In 1856 Augustin-Magloire Blanchet, was the bishop of the new Diocese of Nesqually (now the Archdiocese of Seattle). He approached Mother Émilie to help in his diocese in the Pacific Northwest. Mother Joseph was chosen to lead four companions as missionaries to that region.
Mother Joseph was born Esther Pariseau in Saint-Elzéar, Quebec, Canada. She entered the convent of Sisters of Providence at the age of 20. The oldest daughter of a large family, she was adept at reading, writing, accounting, sewing, cooking, spinning and all types of housework.
She was also an excellent carpenter. Learning from her father who was a carriage-maker. When he left her at the convent, he said to Mother Gamelin…“She succeeds in anything she undertakes. I assure you, Madame, that she will make a good Superior some day.”
The nuns accompanied Bishop Blanchet to the Pacific Northwest Territories traveling by train for over a month before arriving in Vancouver, Washington on December 8. The Vicar General had not made arrangements for their housing, so their first days were spent sleeping in the attic of the bishop’s small home.
Within a few months, the Sisters had made their home in a small cabin that served as both their convent and first school. It opened April 14, 1857.
They cared for several orphans and an elderly man who was homeless. Eventually Blanchet gave them two acres on the St. James Mission Claim, where they built a small group of multi-purpose buildings. The Sisters named their new home Providence of the Holy Angels.
Over the next few years, it housed the convent, novitiate and infirmary, an orphanage for both boys and girls, a boarding and day school, rooms for the elderly and insane and the first St. Joseph Hospital. The Sisters cared for the clergy of St. James Cathedral, as well as visiting the poor and sick in their homes.
The diocese became involved in a long dispute over ownership of the St. James Mission Claim, so it was not to become the Sisters’ permanent mission site. Instead, Mother Joseph purchased property away from the disputed area and protected the Sisters’ interests through incorporation as the “Sisters of Charity of the House of Providence in the Territory of Washington” on January 28, 1859.
It remains one of Washington State’s oldest corporations and the parent corporation for the Providence Health System.
Mother Joseph designed and supervised construction of Providence Academy and would often be found inspecting the work, jumping on crossbeams, making sure everything was plum.
The local Hidden Brick Company supplied the bricks for the four-story structure and the sisters and their orphans and boarders moved into the Academy on 7 September 1874.
In 1980, the state of Washington recognized her many talents and contributions by naming her as one of the state’s two representatives to the U.S. Capitol’s National Statuary Hall Collection.
A bronze statue of Mother Joseph, created by Felix W. de Weldon, sculptor of the USMC War Memorial commemorating the raising of the flag at Iwo Jima, was given to the collection of the Statuary Hall in the U.S. Capitol. Additionally, the State of Washington celebrates her birthday as an official state holiday.

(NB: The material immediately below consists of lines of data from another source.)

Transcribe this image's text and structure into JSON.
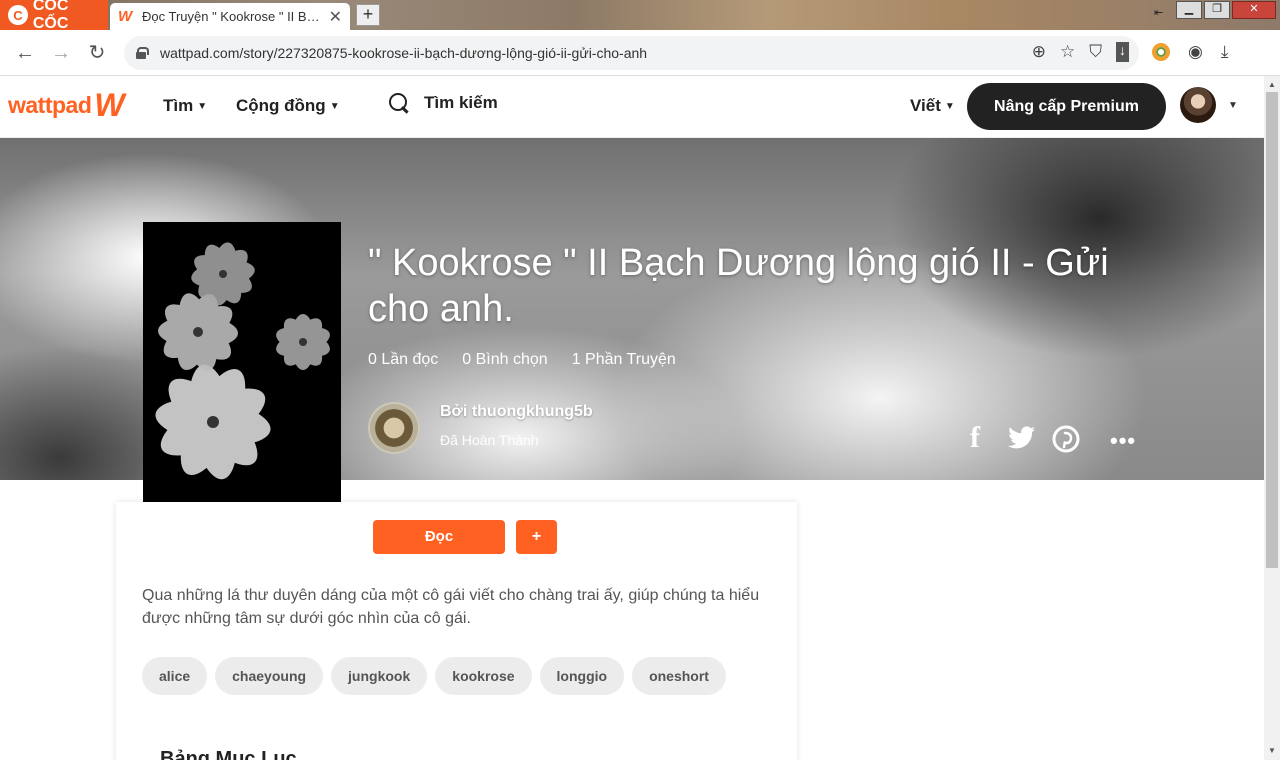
{
  "browser": {
    "brand": "CỐC CỐC",
    "tab_title": "Đọc Truyện \" Kookrose \" II Bạch Dương lộng gió II - Gửi cho anh",
    "new_tab": "+",
    "url": "wattpad.com/story/227320875-kookrose-ii-bạch-dương-lộng-gió-ii-gửi-cho-anh"
  },
  "header": {
    "logo_text": "wattpad",
    "logo_mark": "W",
    "menu": [
      {
        "label": "Tìm"
      },
      {
        "label": "Cộng đồng"
      }
    ],
    "search_label": "Tìm kiếm",
    "write_label": "Viết",
    "premium_label": "Nâng cấp Premium"
  },
  "story": {
    "title": "\" Kookrose \" II Bạch Dương lộng gió II - Gửi cho anh.",
    "stats": {
      "reads": "0 Lần đọc",
      "votes": "0 Bình chọn",
      "parts": "1 Phần Truyện"
    },
    "author_by": "Bởi thuongkhung5b",
    "status": "Đã Hoàn Thành",
    "read_button": "Đọc",
    "add_button": "+",
    "description": "Qua những lá thư duyên dáng của một cô gái viết cho chàng trai ấy, giúp chúng ta hiểu được những tâm sự dưới góc nhìn của cô gái.",
    "tags": [
      "alice",
      "chaeyoung",
      "jungkook",
      "kookrose",
      "longgio",
      "oneshort"
    ],
    "toc_heading": "Bảng Mục Lục"
  },
  "share": {
    "facebook": "f",
    "more": "•••"
  },
  "colors": {
    "accent": "#ff6122",
    "premium_bg": "#222222",
    "tag_bg": "#ececec"
  }
}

She was also inducted into the National Cowgirl Hall of Fame!
Mother Joseph died of a brain tumor on January 19, 1902, at Providence Academy in Vancouver, Washington, leaving a legacy of humanitarian service.
She was responsible for the completion of eleven hospitals, seven academies, five schools for Native American children, and two orphanages throughout an area that now encompasses Washington, northern Oregon, Idaho, and Montana.
Today the Province of Mother Joseph, which covers the Sisters of Providence of that region, honors her faith and pioneering spirit.